Problem description =>
Count up the lines below that hold "intervention", then give that count by itself.

Records =>
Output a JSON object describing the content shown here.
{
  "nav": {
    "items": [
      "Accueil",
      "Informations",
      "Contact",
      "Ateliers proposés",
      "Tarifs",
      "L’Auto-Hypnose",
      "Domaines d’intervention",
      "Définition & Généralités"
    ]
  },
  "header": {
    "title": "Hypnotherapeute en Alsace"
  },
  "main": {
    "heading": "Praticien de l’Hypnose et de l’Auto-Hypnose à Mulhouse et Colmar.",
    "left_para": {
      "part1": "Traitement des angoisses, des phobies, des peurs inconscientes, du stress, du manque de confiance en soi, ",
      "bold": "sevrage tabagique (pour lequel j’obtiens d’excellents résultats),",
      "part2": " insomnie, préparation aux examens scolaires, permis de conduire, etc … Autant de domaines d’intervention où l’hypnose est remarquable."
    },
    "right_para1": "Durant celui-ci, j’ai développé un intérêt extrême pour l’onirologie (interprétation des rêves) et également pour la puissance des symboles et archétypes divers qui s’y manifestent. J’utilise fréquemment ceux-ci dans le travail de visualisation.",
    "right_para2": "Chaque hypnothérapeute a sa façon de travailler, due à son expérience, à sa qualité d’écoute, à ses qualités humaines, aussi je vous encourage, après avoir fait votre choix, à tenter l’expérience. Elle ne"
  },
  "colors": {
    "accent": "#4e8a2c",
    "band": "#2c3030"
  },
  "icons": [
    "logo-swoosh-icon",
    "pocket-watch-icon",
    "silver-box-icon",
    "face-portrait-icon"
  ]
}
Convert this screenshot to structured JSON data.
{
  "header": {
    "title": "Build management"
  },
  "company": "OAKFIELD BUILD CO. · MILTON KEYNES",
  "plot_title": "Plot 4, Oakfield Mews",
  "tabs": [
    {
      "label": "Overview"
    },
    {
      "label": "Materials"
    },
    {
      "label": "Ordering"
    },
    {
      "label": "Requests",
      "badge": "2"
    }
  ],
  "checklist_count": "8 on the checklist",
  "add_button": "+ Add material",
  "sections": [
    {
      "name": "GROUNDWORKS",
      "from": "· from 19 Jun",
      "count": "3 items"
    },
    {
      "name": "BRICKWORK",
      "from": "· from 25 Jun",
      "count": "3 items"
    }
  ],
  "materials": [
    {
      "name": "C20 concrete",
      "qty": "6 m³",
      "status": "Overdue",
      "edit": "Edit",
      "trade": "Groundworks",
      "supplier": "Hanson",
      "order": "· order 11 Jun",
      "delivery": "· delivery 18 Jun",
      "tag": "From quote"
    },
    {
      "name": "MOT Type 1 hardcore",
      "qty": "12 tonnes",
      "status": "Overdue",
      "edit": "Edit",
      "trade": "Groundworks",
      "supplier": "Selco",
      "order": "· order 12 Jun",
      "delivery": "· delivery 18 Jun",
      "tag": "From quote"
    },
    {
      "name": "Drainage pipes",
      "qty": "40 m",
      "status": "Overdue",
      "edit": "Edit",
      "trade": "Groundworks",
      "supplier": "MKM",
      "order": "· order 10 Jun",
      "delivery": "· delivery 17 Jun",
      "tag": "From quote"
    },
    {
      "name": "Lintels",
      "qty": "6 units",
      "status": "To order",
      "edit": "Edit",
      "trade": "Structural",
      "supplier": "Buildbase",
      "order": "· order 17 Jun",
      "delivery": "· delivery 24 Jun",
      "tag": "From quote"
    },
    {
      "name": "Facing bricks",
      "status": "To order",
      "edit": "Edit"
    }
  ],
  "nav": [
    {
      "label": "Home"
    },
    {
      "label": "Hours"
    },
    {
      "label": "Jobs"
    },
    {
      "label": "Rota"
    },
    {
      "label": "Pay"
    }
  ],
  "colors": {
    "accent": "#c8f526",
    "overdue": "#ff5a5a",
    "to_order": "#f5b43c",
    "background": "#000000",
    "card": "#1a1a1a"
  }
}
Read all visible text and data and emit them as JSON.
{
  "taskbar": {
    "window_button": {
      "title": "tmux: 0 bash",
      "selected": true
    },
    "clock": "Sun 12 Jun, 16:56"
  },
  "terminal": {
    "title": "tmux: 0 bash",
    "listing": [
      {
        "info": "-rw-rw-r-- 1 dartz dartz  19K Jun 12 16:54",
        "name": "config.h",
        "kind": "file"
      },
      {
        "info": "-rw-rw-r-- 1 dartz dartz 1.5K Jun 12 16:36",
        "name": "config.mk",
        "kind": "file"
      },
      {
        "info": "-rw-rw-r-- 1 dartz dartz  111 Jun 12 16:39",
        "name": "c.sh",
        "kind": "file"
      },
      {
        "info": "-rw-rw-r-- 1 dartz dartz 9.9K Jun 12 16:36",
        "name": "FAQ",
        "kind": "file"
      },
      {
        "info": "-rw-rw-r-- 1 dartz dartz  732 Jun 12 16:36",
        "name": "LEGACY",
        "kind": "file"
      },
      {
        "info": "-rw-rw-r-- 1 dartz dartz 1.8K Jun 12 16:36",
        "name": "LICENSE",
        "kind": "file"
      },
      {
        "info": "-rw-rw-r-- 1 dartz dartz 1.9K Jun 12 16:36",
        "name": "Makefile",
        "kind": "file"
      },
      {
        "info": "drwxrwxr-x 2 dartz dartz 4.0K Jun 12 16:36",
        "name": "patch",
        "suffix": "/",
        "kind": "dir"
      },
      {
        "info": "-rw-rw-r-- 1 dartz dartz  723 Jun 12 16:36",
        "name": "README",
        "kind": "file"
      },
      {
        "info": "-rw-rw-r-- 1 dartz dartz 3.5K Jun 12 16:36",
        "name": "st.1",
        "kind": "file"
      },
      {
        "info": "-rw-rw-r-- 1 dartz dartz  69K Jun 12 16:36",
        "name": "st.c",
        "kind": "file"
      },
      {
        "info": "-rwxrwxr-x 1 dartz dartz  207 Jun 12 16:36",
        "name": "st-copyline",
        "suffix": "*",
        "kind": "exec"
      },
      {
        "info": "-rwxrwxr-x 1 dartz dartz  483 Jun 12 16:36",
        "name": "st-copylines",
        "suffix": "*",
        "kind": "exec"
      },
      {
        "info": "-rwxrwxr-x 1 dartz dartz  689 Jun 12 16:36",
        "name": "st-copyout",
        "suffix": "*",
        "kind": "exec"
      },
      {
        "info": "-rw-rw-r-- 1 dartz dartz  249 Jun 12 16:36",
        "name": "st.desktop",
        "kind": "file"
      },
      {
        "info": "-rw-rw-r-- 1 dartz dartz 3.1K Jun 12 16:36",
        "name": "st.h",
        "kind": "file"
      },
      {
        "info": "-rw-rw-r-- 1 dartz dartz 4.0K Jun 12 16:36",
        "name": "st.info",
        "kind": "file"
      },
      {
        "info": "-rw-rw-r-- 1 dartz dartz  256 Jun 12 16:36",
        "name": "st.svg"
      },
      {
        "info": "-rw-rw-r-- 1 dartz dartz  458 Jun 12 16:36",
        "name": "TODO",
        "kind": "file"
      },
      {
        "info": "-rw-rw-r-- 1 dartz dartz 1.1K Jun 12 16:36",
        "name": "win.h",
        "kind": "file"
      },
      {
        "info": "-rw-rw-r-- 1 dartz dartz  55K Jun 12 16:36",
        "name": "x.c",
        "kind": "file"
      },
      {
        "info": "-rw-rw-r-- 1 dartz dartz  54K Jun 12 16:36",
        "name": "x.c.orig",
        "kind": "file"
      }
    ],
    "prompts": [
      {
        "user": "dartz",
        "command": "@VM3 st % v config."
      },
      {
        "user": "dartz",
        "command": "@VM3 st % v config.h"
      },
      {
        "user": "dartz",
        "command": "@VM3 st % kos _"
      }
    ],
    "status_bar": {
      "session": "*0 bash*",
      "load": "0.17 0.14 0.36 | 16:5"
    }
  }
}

Result for this exercise =>
2